With over 38,000 confirmed coronavirus cases, New York City has become the epicenter of the COVID-19 pandemic in the U.S. The highly contagious coronavirus, which causes fever, cough, and respiratory issues, has caused public schools, restaurants, and offices to temporarily close, including CIANA.
To prevent the spread of the virus, CIANA has temporarily suspended its ESL and Civics classes and after-school programs until the number of cases drops. However, the 2020 Census- which CIANA has been deeply involved with since the beginning of the year- is still going on, and we’re still actively working to get a complete count.
How Has COVID-19 Already Impacted Census Work?
The New York City government, the federal government, and cities around the U.S. have all encouraged “social distancing”- avoiding large crowds and communal gatherings- to prevent the coronavirus from spreading any further, as well as to prevent healthcare facilities from being overburdened with an excessive number of COVID-19 cases.
Organizations and offices big and small, from CBOs like CIANA to the U.S. Census Bureau, have had to suspend their in-person Census work to follow social distancing guidelines. However, CIANA’s dedicated Census Outreach team is reaching our clients by phone and by text to encourage them to fill out the Census.
Because the Census can be completed by mail, over the phone, or online, there is no in-person component that might otherwise be inhibited by social distancing.
What Obstacles has COVID-19 Created to Getting a Complete Count?
All U.S. residents can respond to the Census on their own until May 28 (formerly May 15), at which point Census enumerators will begin visiting the homes of individuals and families who have not responded. However, fear of contracting COVID-19 has caused fewer people to apply to be enumerators, and has dissuaded those who have already accepted the position.
In accordance with social distancing, enumerators will stand several feet away from the residents they visit, will carry hand sanitizer, and will minimize all physical contact. But despite these precautions, the Census Bureau is having a hard time recruiting new enumerators due to restrictions against spending time outside the home, as well as fear of contracting the virus.
Fewer enumerators could mean that fewer residences will have someone check in on them to remind them to fill out the Census, which would in turn lead to yet another undercount, and potentially even more severe than in previous years.

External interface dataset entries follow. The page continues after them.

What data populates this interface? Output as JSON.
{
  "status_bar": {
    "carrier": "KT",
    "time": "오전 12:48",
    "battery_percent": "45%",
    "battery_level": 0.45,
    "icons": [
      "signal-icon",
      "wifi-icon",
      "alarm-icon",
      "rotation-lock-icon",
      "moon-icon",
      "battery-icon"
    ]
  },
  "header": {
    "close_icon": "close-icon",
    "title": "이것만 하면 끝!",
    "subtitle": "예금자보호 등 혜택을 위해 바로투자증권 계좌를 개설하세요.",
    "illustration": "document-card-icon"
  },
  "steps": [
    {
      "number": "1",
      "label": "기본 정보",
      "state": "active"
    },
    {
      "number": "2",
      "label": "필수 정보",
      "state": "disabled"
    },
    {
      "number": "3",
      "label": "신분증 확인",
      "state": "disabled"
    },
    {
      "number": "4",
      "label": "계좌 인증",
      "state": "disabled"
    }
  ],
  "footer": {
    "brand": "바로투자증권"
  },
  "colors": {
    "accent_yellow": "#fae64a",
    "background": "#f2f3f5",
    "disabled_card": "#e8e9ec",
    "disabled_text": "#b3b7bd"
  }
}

This is why CIANA is engaging its client populations now, during the self-response period. Letting them know about the Census while they can still do it on their own will prevent a knock on their door in the spring, and will overall foster a greater sense of independence when completing their civic duty.
On March 23, CIANA was part of the citywide "Text Out the Count" campaign, informing NYC residents by text that the Census is here and encouraging them to complete it. CIANA focused primarily on its home neighborhood Astoria, which holds a large immigrant population.
How Does the Census Help with Public Health Overall?
The Census allows the government to determine how much of the $675 billion federal budget should be allotted to hospitals and health organizations, to which parts of the country, and to which demographics.
A 2019 report from the Children’s Hospitals Association shows that an undercount will rob children and families of much-needed funding for Medicaid. This will severely impact new Americans, including CIANA’s clients, many of whom are from low-income families. Census data also helps fund Medicare and Children’s Health Insurance Program (CHIP), two federal programs taken advantage of by millions of Americans, including immigrants.
Lack of funding prevents hospitals from acquiring more ICU beds, ventilators, and other medical equipment, which is in part why COVID-19 has killed so many Americans. Not practicing social distancing has caused hospitals to reach their capacity, but the 2020 Census could enable them to increase their capacity.
Getting a full count in the Census will ensure that even when the COVID-19 pandemic is over, health facilities will have the resources they need to treat older people, people with chronic conditions, people with disabilities, veterans, immigrants, and all other segments of the community.
How Does All This Impact the Immigrant Community?
Filling out the Census and seeking medical care are two very separate things, but many immigrants are wary of doing either for similar reasons. Both require giving one’s name and to someone they don’t already know. Some might worry that their language abilities, national origin, or citizenship status could be exposed.
Fortunately, the 2020 Census will not ask about citizenship status, despite the Trump administration’s attempt to ask a citizenship question. Similarly, doctors and healthcare providers are not allowed to ask about citizenship status, nor are they required to give it to immigration enforcement agencies like CBP or ICE.
COVID-19 has caused fear for many immigrants not just due to its health consequences, but because of the new Public Charge rule, which went into effect on February 24. They are concerned that their green card applications could be denied if they receive coronavirus testing or treatment using public benefits. As a result, USCIS decided to suspend Public Charge for coronavirus-related cases.
COVID-19 is not an excuse to be racist or xenophobic against immigrants or people of color, particularly Asian Americans. The best way to make it out of this crisis is to unite against fighting it, instead of blaming others and creating division.
Immigrants, including low-income immigrants and their families, are entitled to the same healthcare as are all other Americans. As residents of the U.S., regardless of where they came from or how they got here, they are also entitled to being counted in the Census, so that the government can allot the proper funding for them and their communities.